A national survey examining public opinion regarding the 2008 Presidential election revealed that Americans do not trust media coverage of the presidential race (Rosenthal et al, 2008). Our current study examined factors that impact subsequent trust in the media. To this end, we conducted a national survey to investigate whether the media source used to acquire political information mediates the degree of trust each political party has in the election coverage. Results indicated that an individual's political affiliation is related to their level of trust in the media. Specifically, Democrats tend to be more trusting of the media than are Republicans. Mediational analyses revealed that media source mediates the relationship between political affiliation and trust in the media. The implications of our study pose the question, if the voters do not trust the information given to them by the media, should they be considered informed voters?
|Presenter:||Claire Gravelin (Undergraduate Student)|
|Time:||10:45 am (Session II)|

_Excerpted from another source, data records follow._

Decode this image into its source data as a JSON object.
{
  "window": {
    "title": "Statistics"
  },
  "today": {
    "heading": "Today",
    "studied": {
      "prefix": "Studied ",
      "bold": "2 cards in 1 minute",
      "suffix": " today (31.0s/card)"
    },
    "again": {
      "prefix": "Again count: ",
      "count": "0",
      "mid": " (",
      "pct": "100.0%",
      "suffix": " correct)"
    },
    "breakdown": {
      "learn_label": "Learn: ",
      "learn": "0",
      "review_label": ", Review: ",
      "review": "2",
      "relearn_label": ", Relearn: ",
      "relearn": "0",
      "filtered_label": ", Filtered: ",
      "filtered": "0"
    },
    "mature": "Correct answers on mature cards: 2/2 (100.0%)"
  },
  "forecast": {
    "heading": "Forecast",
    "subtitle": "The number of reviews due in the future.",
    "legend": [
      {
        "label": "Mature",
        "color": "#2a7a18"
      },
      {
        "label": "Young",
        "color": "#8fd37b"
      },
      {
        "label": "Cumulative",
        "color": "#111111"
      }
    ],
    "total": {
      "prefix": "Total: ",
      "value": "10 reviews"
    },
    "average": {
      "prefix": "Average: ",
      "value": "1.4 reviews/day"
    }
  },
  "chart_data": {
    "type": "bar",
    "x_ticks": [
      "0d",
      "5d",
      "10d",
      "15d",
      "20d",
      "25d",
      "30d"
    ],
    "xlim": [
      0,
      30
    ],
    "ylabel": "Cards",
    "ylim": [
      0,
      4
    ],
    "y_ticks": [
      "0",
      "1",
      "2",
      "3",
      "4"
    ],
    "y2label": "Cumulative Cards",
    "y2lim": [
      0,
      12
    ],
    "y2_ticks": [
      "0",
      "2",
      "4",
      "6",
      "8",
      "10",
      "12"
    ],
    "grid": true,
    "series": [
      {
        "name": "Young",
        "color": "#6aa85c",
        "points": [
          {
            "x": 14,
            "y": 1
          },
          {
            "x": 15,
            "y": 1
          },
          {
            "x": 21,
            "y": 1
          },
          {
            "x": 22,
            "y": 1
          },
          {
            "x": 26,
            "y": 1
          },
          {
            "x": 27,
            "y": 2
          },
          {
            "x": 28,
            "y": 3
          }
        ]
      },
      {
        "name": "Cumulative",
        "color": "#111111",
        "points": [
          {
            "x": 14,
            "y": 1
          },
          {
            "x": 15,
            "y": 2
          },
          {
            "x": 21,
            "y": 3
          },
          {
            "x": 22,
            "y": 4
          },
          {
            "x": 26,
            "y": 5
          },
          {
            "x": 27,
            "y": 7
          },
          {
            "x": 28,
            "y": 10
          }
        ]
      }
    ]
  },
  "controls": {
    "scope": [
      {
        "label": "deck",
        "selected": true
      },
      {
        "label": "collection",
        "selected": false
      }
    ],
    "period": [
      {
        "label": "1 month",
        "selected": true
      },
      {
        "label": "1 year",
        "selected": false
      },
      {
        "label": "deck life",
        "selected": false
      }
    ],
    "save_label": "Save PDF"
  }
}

Mediterranean Passages: Religious, Linguistic, and Cultural
8:45 am - 7 pm
Writers Forum: Calvin Trillin